Aired on KQED and across the country, the two-hour apologia purported to trace both the past and future of Boomers. Yet while This Is Spinal Tap thrust mockumentary into the lexicon almost a quarter-century ago, it took The Boomer Century to reveal the word's hidden meaning: a genuinely earnest production that mocks the intellect of anyone who knows better.
The brainchild of its host, Ken Dychtwald, a San Francisco author and gerontologist, the program began by exalting the early years of the 76 million Americans born between 1946 and 1964. Archival video showed how their idealism inspired the feisty youngsters to torch buildings and sit in the lotus position. In on-screen interviews, an array of aging Boomer luminaries Erica Jong, Rob Reiner, Oliver Stone affirmed that their generation ranks as the finest to grace Earth. Or at least to practice est.
The look back provided a glimpse of the 1960s and '70s through rose-tinted revisionism. We learned that Boomers deserve nearly all the credit for every major sociopolitical advance of the last 60 years, ranging from women's lib and civil rights to the anti-war and green movements. Indeed, the lone event for which they stoop to recognize another generation's role is their birth, an admission of mortality that sent many of them into therapy.
The Boomer Century's second half explored what awaits the generation that, after lopping off its ponytail and donning a tie, hopped in its Volvo, picked up the kids from private school, and headed home to a gated community. Fortunately for his fellow Boomers, Dychtwald delivered a soothing prognosis for their Maalox years: "Increasingly liberated from parenting and full-time work, we'll be free to seek out new experiences and adventures." So long, pesky kids! Across the screen flashed images of gray-haired men playing football and driving race cars, proving once again that while a human be-in happens only once, hedonism lasts forever.
His own hair thick and brown, Dychtwald cut a figure of tanned, toned virility, matching the vigor of his message. Likewise, reflecting Boomers' penchant for denial, he closed the program by suggesting they may finally shed their lifelong vanity and coalesce into the We Generation. With "more time, money, and, hopefully, wisdom to contribute than any generation before us," he declared, together they might solve the planet's biggest crises, whether AIDS in the Third World or global warming.

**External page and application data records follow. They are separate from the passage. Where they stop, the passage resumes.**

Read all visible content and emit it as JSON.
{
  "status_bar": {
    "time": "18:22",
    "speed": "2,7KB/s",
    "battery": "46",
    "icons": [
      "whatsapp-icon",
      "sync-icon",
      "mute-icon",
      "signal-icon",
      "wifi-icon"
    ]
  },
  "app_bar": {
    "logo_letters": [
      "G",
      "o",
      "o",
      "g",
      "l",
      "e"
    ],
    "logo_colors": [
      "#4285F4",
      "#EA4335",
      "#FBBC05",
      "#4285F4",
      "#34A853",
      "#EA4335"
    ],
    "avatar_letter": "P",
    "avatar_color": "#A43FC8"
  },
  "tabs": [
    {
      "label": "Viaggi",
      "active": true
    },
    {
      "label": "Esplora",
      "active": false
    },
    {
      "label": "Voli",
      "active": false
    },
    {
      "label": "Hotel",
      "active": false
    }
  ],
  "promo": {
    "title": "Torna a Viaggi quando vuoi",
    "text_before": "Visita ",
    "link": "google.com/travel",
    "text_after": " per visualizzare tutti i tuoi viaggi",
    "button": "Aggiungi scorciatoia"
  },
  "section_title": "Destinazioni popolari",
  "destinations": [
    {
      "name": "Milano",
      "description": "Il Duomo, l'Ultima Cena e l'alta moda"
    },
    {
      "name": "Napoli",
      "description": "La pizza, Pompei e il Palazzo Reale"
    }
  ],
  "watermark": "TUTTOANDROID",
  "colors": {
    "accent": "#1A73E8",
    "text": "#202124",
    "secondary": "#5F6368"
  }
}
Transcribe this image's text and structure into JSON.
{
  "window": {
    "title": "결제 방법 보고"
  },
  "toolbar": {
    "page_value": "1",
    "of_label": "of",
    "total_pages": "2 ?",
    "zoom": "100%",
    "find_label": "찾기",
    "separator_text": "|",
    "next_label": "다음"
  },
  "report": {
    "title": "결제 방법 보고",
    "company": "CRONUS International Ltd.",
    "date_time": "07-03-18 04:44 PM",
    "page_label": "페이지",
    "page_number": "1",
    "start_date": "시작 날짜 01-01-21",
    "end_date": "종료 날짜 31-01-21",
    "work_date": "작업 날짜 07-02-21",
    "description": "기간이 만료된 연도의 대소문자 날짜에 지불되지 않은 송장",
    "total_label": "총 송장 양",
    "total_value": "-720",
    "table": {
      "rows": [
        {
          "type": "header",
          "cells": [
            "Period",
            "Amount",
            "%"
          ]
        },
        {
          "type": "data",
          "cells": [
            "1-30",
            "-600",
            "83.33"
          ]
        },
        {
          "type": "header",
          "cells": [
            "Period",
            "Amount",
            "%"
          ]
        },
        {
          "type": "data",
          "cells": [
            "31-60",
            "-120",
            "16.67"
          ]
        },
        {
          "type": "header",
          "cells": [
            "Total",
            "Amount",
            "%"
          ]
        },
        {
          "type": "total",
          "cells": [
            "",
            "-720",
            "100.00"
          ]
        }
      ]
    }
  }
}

In other words, we're doomed.
Sound cynical? Call it a conditioned response to the hubris of a generation that would attach its name to an entire century. Dychtwald's optimism aside, if the last three decades portend the next three, his brethren will find their inner altruist around the time Eminem covers "Kumbaya." In truth, as they approach Social Security age, Boomers appear most concerned with reminding us they've never loved anything so much as themselves. They stand hunched over not because of arthritis or back pain; they're gazing at their navels.
Since last year, when the oldest among them started turning 60, Boomerganda has blitzed the country. A mix of self-promotion and historical fantasy, this pro-Boomer hype recasts them as The Greater Generation, to borrow the humble title of a recent book touted as a "defense of the Baby Boom legacy." On TV and Web sites, in news articles and windy tomes, generational shills aver that the nation rode the Boomer rebellion into an enlightened age, freed at last from the tyranny of Pat Boone.
But as sure as Woodstock's free love gave way to Altamont's bloodshed, the promise of Boomers succumbed long ago to egotism. Beneath the middle-class nostalgia lies an American dystopia of their making, a state of disgrace now laid bare by social critics and the online hordes.
Boomers traded tree-hugging for money-grubbing and unraveled the social welfare net. Their refusal to reform Social Security and Medicare threatens to bankrupt federal coffers, while their talk of "reinventing" retirement conceals the bleak fact that almost half of them can't afford to quit working, thanks to deficient savings. Their budget woes derive, in part, from checkbook parenting, an indulgent manner of child-rearing that has yielded a cultural anomaly once thought impossible a generation of young adults more narcissistic than Boomers.
Not that Mom and Dad would utter a mea culpa for their blunders, either as parents or as members of the generation that popularized the Smothers brothers, bad credit, and wife-swapping. After all, it's the Boomer century. We just curse at it.
State Senate leader Don Perata proposed a ballot initiative last month demanding removal of U.S. troops from Iraq. Explaining his rationale, the Oakland Democrat evoked the blood spilled by his generation during an earlier war of choice. "A lot of us Baby Boomers, we've been here before," he said at a press conference. "We lost our moral center in this country because of what happened in Vietnam. I'll be damned if I'm going to let that happen again."
Memo to Sen. Perata: Vietnam started happening again four years ago, and this time, the Texan in Chief sending young Americans to die hails from your age bracket.
Despite a ripe sense of entitlement and past drug use, George Bush may seem an unlikely figurehead for his generation. A momma's boy who stocks his Cabinet with Daddy's friends, he respects his parents, violating the Boomer golden rule. As a young man, by all accounts, he showered regularly, wore nothing tie-dyed, and regarded Kissinger as the true lizard king. He tuned out the consciousness revolution, perhaps unable to pronounce its name.